The government has announced major offshore wind projects around Australia’s coastline. Energy Minister Chris Bowen said consultations for the first project off Victoria’s Gippsland coast started yesterday.
“Offshore wind is jobs rich and energy rich,” said Bowen at a news conference earlier this morning. “It creates a lot of power and a lot of jobs and the Star of the South proposal, which would be built in that offshore wind zone off Gippsland, would create enough power for 1.2 million households.”
Today’s announcement follows yesterday’s successful passage of a climate bill through the House of Representatives.
“The passage of this bill sends a message to investors in renewable energy and transmission and storage around the world that Australia is open for business to become a renewable energy powerhouse,” said Bowen.
The bill passed by 89 votes to 55 and now goes to the Senate. Bowen described it as “a very big step towards ending the climate wars in Australia.”
“We're way behind the game way behind the rest of the world in producing wind off our coastline,” said Bowen.
The Energy Minister said one of the “key measures” to get Australia to 82% renewable energy by 2030, is offshore wind. Bowen said he expects offshore wind to create between three thousand and eight thousand jobs per year.

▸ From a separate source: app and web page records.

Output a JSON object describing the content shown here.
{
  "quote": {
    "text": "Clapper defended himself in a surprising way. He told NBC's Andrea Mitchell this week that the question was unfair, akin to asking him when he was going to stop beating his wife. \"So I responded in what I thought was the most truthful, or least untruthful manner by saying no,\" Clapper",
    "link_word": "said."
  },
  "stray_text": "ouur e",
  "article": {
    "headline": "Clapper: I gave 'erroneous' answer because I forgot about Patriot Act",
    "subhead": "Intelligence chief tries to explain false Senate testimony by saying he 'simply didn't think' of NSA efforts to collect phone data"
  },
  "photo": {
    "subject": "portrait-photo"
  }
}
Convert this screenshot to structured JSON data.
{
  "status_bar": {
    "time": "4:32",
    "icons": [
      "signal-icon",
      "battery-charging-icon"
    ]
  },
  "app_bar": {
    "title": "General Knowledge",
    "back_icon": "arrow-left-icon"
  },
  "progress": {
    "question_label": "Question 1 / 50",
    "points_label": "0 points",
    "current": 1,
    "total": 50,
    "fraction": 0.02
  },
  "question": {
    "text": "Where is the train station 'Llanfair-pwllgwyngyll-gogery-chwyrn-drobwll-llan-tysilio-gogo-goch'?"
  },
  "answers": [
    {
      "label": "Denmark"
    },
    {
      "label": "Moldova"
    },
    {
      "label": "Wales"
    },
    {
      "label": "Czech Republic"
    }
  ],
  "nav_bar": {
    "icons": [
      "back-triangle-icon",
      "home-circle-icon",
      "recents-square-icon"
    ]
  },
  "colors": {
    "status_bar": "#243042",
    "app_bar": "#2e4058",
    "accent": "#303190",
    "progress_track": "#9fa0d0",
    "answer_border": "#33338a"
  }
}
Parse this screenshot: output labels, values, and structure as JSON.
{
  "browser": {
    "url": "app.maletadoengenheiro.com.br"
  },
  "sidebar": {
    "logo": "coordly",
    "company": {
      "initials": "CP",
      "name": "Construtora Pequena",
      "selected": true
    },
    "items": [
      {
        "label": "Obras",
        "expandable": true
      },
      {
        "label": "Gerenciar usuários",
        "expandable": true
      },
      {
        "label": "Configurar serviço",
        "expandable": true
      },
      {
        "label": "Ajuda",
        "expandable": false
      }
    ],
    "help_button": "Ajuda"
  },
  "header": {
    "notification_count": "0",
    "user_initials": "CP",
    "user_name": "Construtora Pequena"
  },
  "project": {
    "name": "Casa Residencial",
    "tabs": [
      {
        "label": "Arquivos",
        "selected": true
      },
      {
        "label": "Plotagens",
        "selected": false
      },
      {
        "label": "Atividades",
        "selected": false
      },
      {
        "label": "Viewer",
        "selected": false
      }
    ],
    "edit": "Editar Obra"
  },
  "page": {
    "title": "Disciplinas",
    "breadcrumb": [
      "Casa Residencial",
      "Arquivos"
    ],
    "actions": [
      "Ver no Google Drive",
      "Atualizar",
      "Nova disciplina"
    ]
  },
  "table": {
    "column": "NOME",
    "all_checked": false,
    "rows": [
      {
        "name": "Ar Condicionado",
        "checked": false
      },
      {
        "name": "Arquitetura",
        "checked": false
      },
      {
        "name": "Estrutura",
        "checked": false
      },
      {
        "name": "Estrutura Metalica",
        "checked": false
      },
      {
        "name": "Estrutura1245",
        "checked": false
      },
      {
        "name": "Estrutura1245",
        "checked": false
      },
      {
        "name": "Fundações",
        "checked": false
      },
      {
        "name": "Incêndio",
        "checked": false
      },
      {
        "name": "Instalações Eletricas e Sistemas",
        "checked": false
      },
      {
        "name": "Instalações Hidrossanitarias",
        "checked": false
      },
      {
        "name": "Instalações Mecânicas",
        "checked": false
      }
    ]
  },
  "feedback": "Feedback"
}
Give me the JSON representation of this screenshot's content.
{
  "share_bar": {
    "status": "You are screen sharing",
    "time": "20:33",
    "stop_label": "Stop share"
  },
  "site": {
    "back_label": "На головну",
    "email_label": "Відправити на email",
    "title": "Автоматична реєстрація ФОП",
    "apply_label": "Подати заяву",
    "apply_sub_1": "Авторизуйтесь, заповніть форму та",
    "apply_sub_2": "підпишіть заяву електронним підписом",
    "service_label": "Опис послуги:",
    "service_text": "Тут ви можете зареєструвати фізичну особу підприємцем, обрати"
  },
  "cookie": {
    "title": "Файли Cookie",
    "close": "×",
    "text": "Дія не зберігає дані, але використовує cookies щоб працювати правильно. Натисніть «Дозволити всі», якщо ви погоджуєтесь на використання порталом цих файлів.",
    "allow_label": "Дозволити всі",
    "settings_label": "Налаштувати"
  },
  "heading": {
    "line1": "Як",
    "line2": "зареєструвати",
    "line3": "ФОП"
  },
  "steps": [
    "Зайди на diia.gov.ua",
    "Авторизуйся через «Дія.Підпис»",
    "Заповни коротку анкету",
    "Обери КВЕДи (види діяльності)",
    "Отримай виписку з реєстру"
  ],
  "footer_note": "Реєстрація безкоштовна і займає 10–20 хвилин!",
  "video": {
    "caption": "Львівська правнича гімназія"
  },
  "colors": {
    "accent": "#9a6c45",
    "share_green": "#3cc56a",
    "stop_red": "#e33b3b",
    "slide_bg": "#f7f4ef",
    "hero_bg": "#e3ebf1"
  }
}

After Gippsland, Bowen said further wind projects are planned in the Pacific Ocean region off NSW’s Hunter Valley and also off the Illawarra coastline. A second project in Victoria is slated for near Portland, another near Tasmania in the Bass Strait and also in the Indian Ocean off Perth and Bunbury in Western Australia.